Another important thing for a great website design is the efficient and effective use of white space. For non-designers white space looks like a place where no design has been applied. For experts, however, any part of the space that they have used is deliberately designed.
Too often, companies think of their website as if they were newspapers. They seek to fill all available pixels with one type of content, but websites are not newspapers. For website visitors, the white space between elements on a page allows for enjoyable reading. It also gives them time to be able to focus on individual pieces of a page without being overwhelmed by the rest at the same time.
Parallax scrolling is one of the most interesting means of space utilization. It is an effect which makes the foreground images on the site scroll at a different rate than the background, giving the impression of depth and real motion. It may be used extremely effectively as a storytelling element. The various page elements (text, images, etc.) may show up on screen at pre-set times as the page is scrolled. Good timing and effective spacing are essential for the maximum impact of those features on the user experience.
There are, however, intuitive plugins for parallax scrolling that make adding these effects and correct spacing between elements a whole lot easier, without the need of fiddling with any code at all.
Typography is a very important aspect of web design. This is one of the reasons why people have created so many different styles and fonts - to convey ideas and information in a way that will be enjoyable and interesting.
When choosing a font, we make sure that your font works well and keep the overall feel we want, regardless of whether the site is shown on a larger or smaller screen. Some fonts with thin letterforms can work well on a large or even medium size displays but these letterforms lack clarity when they are resized down too low. This will adversely affect the readability of the site, which is never acceptable.
If you must use a special font with thin letters, make sure that it can be read even in the smallest size, or consider substituting a different font for these smallest sizes. In a wider column of text the line-height (vertical height of each line of text) is needed to help readers’ eyes find next line of text. A 16pt type for body is both default for most browsers and a good place to start for all screen sizes. But this is not the end of all requirements.

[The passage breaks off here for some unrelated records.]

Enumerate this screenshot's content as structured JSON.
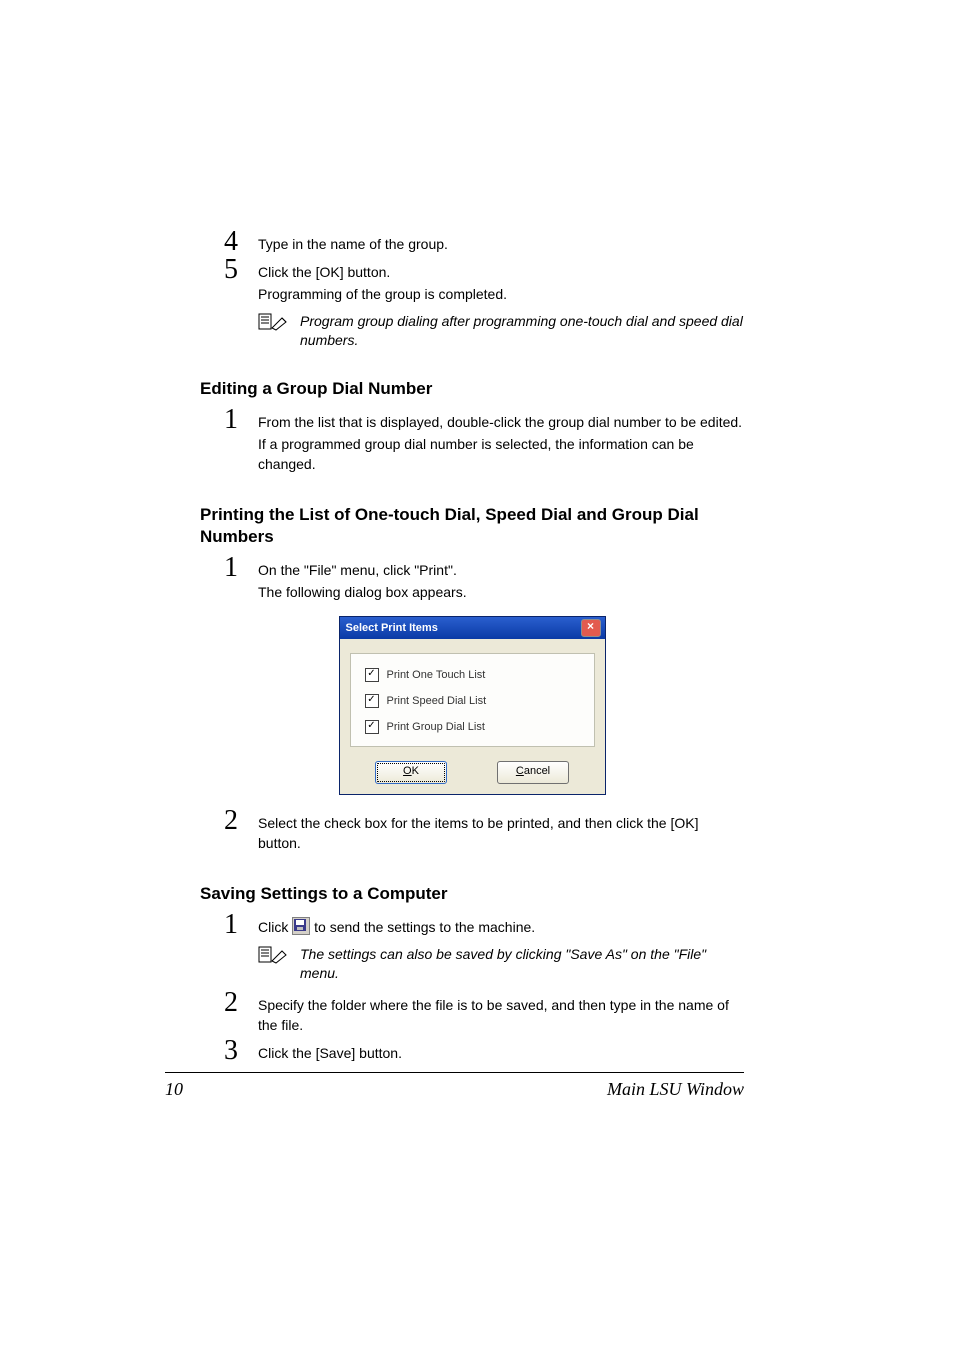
{
  "steps_before": [
    {
      "num": "4",
      "text": "Type in the name of the group."
    },
    {
      "num": "5",
      "text": "Click the [OK] button.",
      "text2": "Programming of the group is completed."
    }
  ],
  "notes": [
    {
      "text": "Program group dialing after programming one-touch dial and speed dial numbers."
    },
    {
      "text": "The settings can also be saved by clicking \"Save As\" on the \"File\" menu."
    }
  ],
  "sections": {
    "editing": {
      "heading": "Editing a Group Dial Number",
      "steps": [
        {
          "num": "1",
          "text": "From the list that is displayed, double-click the group dial number to be edited.",
          "text2": "If a programmed group dial number is selected, the information can be changed."
        }
      ]
    },
    "printing": {
      "heading": "Printing the List of One-touch Dial, Speed Dial and Group Dial Numbers",
      "steps": [
        {
          "num": "1",
          "text": "On the \"File\" menu, click \"Print\".",
          "text2": "The following dialog box appears."
        },
        {
          "num": "2",
          "text": "Select the check box for the items to be printed, and then click the [OK] button."
        }
      ]
    },
    "saving": {
      "heading": "Saving Settings to a Computer",
      "steps": [
        {
          "num": "1",
          "text_before": "Click ",
          "text_after": " to send the settings to the machine."
        },
        {
          "num": "2",
          "text": "Specify the folder where the file is to be saved, and then type in the name of the file."
        },
        {
          "num": "3",
          "text": "Click the [Save] button."
        }
      ]
    }
  },
  "dialog": {
    "title": "Select Print Items",
    "options": [
      "Print One Touch List",
      "Print Speed Dial List",
      "Print Group Dial List"
    ],
    "ok_label": "OK",
    "cancel_label": "Cancel"
  },
  "footer": {
    "page_number": "10",
    "title": "Main LSU Window"
  }
}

Titles should be clearly positioned and be at least 1.6 times as large as the text they head. Adequate contrast should be designed for every element of the site, including the text against the background color and the color of the links against both and the rest of the site’s content.
Your website is a reflection of your brand. It is the very first impression visitors will form about it when they visit your site for the first time. The homepage is usually the most important page of the entire site. Moreover, small businesses and startups have less than a total of ten pages and the home page is even more of an important anchor for the overall site experience. It should answer some important questions - including who you are and what you do.
Think about the impression you want to do and the message you want to communicate with your customers, current or potential.
You should also consider the fact that visitors can visit the site from laptops and mobile phones, so try to avoid creating pages for larger monitor sizes or ones that use more complex functions like flash animation or complex navigation.
Planning how your project will be displayed in different sizes is an important part of the responsive design, but you can’t stop up to the planning.
The design should be tested on the actual devices in order to find out if it really works the way you planned or improvements are required.
Building compelling web sites and mobile apps is a complex process, which involves a number of dynamic technologies. While software components do alleviate this challenge to a certain extent, no single component is enough by itself. When one is looking for the perfect solution, it has to come as part of a comprehensive package – solid product, created by experts in the field, who are available for direct 24/7 support of their product.